What you should do — Every line with "JSON" in it should be copied from the data.

Input data —
━━━━━━━━━━
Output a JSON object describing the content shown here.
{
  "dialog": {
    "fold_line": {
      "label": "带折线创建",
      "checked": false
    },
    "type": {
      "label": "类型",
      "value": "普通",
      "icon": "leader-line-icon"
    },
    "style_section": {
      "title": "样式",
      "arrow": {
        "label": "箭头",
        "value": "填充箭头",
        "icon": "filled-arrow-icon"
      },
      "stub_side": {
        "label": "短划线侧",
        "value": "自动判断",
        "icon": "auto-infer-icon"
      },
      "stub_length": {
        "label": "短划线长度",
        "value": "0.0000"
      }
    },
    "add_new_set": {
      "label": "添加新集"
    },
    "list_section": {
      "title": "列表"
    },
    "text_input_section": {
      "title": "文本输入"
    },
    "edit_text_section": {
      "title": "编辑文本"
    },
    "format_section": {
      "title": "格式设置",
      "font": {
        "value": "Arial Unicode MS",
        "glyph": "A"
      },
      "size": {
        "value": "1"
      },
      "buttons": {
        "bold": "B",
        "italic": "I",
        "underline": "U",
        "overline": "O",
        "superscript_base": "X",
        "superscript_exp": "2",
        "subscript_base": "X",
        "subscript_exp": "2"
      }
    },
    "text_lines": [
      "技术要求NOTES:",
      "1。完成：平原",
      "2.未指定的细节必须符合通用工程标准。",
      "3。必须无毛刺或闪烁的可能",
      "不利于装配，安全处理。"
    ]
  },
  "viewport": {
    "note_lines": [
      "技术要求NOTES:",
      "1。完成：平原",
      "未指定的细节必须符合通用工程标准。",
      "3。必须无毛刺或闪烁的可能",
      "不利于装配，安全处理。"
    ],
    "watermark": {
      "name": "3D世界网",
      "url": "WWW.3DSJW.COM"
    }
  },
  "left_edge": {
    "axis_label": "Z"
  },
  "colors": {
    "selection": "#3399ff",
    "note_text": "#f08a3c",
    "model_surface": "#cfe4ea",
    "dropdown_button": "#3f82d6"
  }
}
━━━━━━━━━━
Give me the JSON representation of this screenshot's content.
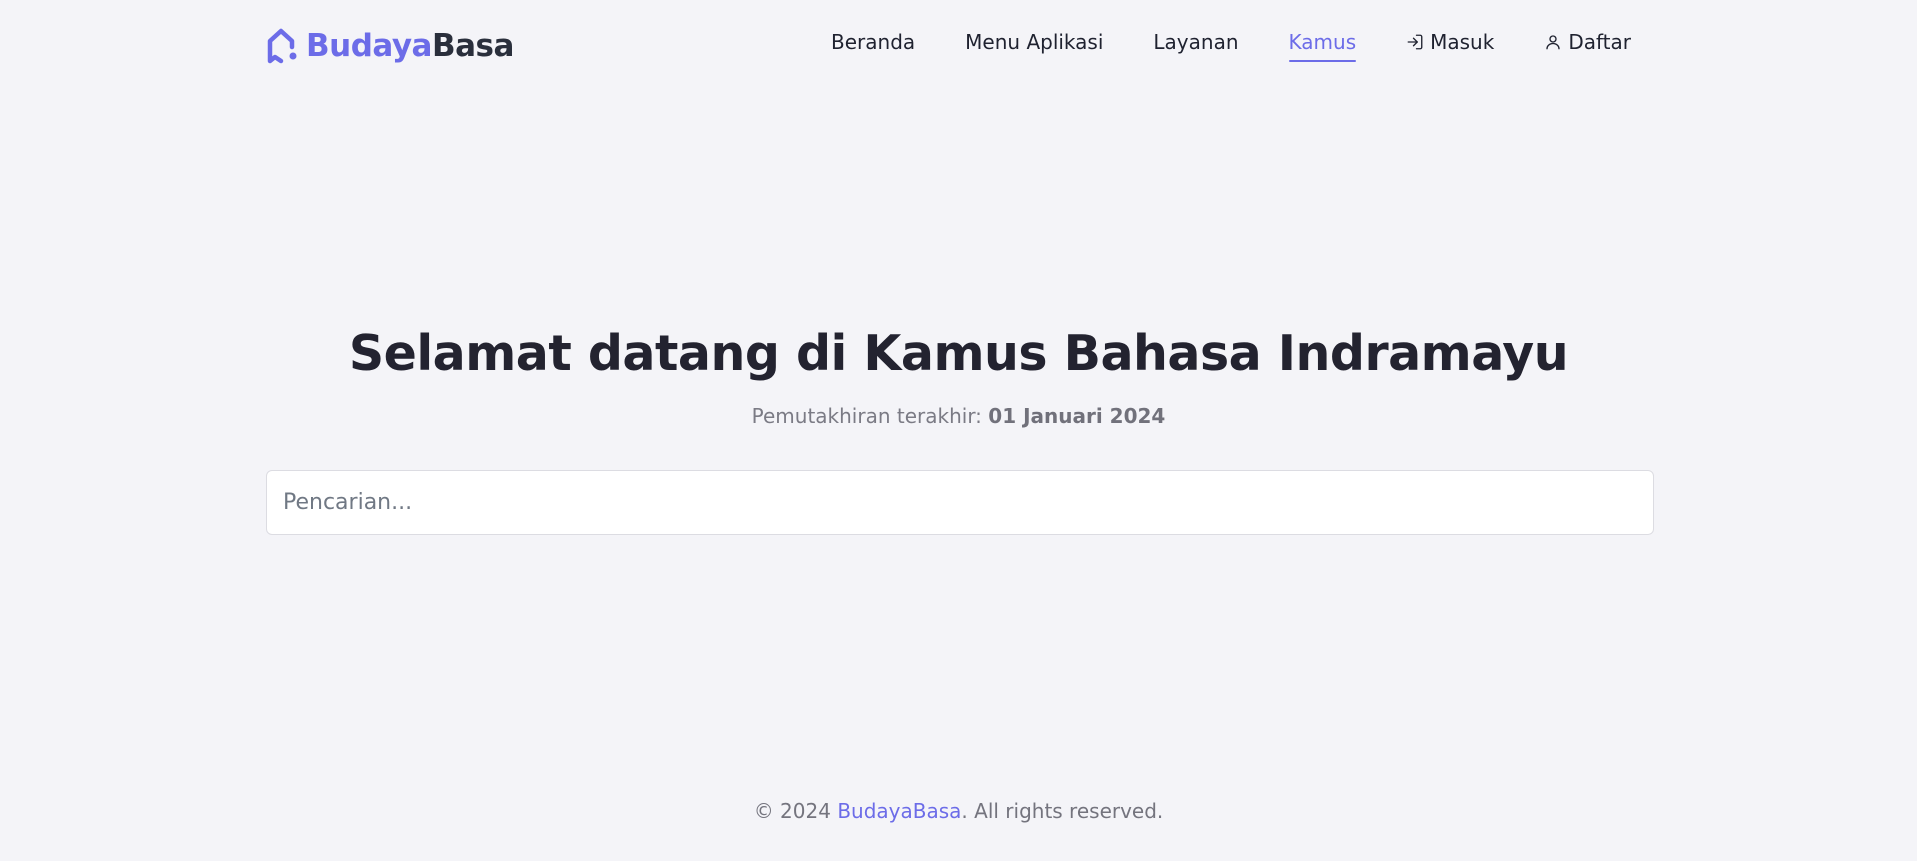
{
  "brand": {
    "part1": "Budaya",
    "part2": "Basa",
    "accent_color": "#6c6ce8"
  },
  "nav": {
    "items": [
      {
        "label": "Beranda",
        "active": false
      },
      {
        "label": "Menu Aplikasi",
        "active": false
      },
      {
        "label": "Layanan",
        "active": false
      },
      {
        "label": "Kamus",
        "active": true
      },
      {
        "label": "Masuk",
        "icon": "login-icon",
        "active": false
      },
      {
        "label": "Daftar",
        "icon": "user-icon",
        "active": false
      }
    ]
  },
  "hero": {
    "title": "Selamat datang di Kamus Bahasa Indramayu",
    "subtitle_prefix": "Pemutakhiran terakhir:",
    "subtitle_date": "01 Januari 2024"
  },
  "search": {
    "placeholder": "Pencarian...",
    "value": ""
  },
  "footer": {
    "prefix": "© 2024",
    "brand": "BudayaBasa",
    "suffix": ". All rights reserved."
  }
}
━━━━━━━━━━
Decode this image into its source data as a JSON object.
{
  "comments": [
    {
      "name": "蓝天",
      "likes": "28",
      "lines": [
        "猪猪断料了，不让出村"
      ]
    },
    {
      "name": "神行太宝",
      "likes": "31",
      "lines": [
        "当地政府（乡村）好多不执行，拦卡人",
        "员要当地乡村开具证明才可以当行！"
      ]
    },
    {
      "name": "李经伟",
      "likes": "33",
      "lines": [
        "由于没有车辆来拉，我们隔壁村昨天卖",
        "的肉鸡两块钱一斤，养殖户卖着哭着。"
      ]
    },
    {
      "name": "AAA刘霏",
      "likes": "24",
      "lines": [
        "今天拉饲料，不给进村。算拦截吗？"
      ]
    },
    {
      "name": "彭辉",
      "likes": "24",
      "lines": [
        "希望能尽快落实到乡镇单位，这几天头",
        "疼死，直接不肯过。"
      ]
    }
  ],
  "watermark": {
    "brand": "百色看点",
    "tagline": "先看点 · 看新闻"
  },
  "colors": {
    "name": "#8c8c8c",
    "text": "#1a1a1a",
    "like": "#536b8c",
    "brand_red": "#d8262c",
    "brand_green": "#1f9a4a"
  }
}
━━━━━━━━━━
Result for this task —
Output a JSON object describing the content shown here.
Give me the JSON representation of this screenshot's content.
Decode this image into its source data as a JSON object.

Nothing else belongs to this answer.